___ GIVEN RECORDS

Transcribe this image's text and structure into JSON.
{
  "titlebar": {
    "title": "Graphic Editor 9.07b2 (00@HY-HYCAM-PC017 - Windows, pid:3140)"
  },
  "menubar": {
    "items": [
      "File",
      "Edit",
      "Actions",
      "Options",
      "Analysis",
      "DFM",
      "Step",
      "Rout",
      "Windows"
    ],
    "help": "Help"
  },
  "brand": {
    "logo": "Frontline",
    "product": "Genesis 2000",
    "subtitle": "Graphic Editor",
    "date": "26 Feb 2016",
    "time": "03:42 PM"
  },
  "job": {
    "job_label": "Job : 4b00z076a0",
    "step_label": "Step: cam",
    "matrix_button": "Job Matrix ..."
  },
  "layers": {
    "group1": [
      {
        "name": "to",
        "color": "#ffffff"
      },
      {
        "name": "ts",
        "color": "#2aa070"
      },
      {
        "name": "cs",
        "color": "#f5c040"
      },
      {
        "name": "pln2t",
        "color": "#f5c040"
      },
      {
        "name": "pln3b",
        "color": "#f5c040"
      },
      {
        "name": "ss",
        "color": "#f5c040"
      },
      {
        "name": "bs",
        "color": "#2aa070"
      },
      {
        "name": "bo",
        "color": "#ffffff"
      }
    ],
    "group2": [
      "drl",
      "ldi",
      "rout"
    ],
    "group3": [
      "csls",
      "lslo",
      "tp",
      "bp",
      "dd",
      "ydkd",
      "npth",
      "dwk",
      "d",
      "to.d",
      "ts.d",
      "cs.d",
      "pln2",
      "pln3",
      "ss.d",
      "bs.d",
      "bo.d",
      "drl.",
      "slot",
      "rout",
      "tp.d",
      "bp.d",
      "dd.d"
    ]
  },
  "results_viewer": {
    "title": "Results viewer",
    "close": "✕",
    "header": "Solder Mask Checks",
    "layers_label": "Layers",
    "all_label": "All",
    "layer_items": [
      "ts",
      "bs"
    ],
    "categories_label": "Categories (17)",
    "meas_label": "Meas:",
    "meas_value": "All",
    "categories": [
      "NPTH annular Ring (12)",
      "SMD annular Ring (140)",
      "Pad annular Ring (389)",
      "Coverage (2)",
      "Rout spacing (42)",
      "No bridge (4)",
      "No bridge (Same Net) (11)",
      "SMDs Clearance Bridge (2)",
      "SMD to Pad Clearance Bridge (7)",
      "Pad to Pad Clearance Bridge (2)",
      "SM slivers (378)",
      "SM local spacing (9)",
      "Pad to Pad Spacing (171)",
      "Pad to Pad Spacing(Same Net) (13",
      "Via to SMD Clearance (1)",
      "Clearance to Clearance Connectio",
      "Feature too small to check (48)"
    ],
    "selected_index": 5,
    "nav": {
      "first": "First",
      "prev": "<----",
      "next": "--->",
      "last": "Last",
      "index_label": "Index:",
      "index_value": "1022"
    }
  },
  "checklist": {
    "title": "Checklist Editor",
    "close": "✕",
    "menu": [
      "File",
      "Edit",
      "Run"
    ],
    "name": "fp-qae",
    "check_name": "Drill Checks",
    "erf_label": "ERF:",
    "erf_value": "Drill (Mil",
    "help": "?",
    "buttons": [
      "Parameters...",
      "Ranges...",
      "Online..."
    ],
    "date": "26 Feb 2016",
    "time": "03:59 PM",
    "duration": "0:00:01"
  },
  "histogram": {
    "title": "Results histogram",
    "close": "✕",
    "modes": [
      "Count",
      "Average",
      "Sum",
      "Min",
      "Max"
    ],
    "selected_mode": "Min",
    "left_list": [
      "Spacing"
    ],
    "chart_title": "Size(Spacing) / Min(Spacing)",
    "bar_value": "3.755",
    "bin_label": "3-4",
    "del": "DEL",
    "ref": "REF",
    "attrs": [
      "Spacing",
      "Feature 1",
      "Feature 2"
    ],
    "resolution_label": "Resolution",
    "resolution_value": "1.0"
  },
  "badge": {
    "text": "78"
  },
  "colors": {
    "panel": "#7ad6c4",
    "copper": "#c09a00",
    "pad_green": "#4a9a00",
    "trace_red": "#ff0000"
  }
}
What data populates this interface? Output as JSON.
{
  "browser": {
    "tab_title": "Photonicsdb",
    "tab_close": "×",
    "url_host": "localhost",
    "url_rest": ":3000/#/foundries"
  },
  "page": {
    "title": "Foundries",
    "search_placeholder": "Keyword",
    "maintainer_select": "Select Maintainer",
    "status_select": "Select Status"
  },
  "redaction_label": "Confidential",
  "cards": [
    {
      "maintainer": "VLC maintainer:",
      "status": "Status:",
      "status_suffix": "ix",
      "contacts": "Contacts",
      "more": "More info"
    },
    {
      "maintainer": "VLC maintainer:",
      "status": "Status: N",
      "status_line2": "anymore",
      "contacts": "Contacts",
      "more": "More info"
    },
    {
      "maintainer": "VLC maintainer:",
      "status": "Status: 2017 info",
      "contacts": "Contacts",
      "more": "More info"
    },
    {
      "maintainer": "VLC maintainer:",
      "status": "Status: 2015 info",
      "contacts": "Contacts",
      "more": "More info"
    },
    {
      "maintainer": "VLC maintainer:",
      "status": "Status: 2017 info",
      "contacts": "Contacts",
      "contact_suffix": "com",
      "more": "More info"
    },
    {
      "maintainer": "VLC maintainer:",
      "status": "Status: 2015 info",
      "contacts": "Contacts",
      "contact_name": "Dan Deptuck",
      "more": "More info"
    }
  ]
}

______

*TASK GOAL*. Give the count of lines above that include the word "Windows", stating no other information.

*SOLUTION FOR THIS EXERCISE*. 2